A philosophy club is starting soon at my son’s school.
For 5 weeks, for one hour after lessons they will…
“have the opportunity to think outside the box and explore new ideas that they may not have the chance to discuss in class; for example “if you had a different name would you be a different person?“. They will have the chance to see that their ideas have value, but they don’t always have to be right”
Brilliant! Putting aside for one moment that thinking outside the box and exploring new ideas is what they should really be doing IN class, if it turns out that they can’t do this (Thanks Ofsted!) then I’m really pleased this opportunity has started.
They wouldn’t be learning about Aristotle and Socrates, but using questions to learn how to think. (Hang on, sod you Ofsted!)
We put the idea to the 10-year old lying on the floor, he wasn’t excited, he had the xbox.
So we tried a different tack, using the approach in the letter…
Would you be the same person if you were called Susan?
This surprised him. And didn’t go anywhere. We started talking about..
If you were born in a different country, would you still be the same person you are now? If you were born a girl, would you be the same? Would you like girls things?
At this, he bit…
Good, something he cares about, I pursued it.

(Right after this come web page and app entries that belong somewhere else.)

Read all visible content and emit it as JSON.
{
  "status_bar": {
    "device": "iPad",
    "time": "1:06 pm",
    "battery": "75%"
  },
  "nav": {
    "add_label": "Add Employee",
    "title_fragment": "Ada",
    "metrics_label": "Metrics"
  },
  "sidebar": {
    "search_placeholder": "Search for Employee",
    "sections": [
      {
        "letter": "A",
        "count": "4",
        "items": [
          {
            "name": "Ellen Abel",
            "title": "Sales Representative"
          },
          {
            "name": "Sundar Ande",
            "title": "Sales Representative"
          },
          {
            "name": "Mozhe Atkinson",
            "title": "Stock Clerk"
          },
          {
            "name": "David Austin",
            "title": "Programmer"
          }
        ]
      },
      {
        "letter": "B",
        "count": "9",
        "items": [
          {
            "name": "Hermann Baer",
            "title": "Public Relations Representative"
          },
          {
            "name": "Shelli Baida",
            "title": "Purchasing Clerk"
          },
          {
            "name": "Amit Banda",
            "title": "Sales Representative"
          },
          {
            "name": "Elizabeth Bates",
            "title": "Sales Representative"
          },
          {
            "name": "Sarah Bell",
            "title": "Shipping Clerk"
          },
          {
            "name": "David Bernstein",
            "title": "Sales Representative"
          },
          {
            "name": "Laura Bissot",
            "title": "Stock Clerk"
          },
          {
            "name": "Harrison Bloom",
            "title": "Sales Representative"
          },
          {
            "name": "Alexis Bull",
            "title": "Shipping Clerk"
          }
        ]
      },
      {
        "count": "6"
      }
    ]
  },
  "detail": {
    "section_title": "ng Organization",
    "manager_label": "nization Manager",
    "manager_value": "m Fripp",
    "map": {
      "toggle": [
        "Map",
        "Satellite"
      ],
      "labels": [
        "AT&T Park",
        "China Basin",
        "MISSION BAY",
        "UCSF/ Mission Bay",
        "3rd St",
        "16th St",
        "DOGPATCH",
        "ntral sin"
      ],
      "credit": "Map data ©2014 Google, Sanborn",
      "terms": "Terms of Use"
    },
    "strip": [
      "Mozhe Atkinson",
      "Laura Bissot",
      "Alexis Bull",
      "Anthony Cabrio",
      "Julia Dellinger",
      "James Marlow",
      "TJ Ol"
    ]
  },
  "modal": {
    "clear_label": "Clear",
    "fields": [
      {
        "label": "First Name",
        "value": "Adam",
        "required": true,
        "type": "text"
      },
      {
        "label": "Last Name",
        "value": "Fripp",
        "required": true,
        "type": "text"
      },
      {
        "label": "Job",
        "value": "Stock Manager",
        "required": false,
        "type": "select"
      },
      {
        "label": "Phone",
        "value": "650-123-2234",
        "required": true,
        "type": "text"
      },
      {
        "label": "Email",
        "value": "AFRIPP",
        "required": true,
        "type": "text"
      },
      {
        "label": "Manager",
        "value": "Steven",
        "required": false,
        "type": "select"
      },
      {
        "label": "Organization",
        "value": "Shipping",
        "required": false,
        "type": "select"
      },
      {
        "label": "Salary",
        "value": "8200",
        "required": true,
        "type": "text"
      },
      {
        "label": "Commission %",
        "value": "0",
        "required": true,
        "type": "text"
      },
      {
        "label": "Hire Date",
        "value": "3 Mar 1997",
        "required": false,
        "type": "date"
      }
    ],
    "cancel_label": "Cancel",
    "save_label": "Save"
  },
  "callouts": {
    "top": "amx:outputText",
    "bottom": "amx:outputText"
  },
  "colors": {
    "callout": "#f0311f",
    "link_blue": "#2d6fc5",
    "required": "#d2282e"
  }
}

But pink used to be a boys colour, until about 50 years ago. So it hasn’t always been a girls colour. So if YOU were born years ago, would you like pink?
No, was the firm answer. So I asked him why, and he replied…
“Pink is a girls colour”
I asked a question so I get an answer.
We are taught that asking why is important, essential if you want to explore, analyse and just get better at something. It is supposed to get people to dig deeper, to locate and test assumptions. It is the spade with which we dig through the thinking.
The 5-why’s rely on it. Five times!
But asking why doesn’t necessarily get people to think why, “why” is seen only as an invitation to justify, not to explore or analyse. It is a challenge, it is suggesting subtly “You are wrong“as it isn’t taking someone at face value. Why is a distrustful question, it’s not a safe question like “who?” or “what?” or “when?“. People are safe with those ones, they are used to giving simple one word answers to those one word questions.
“How?“, not so much, it is a bit more dangerous but it still is a nicely mechanical question, it lies safely at the level of method. But “why?” is a much more searching question. People at my work tend not to feel comfortable with it. I get answers when I ask “why“, and I don’t want answers, I want thinking and more questions.
This is really odd because this shows that an answer to any “why” question is just as thought through as “pink is a girls colour“. No need as its obvious, innit?
The level of thinking of most adults in most organisations is at this primary school level.
The Systems Thinking Lesson.
So, what comes after a why?
A question mark comes after a why.
But what comes at the end of the answer?
Nothing comes after an answer.
That is why pink is a girls colour. It’s obvious, innit?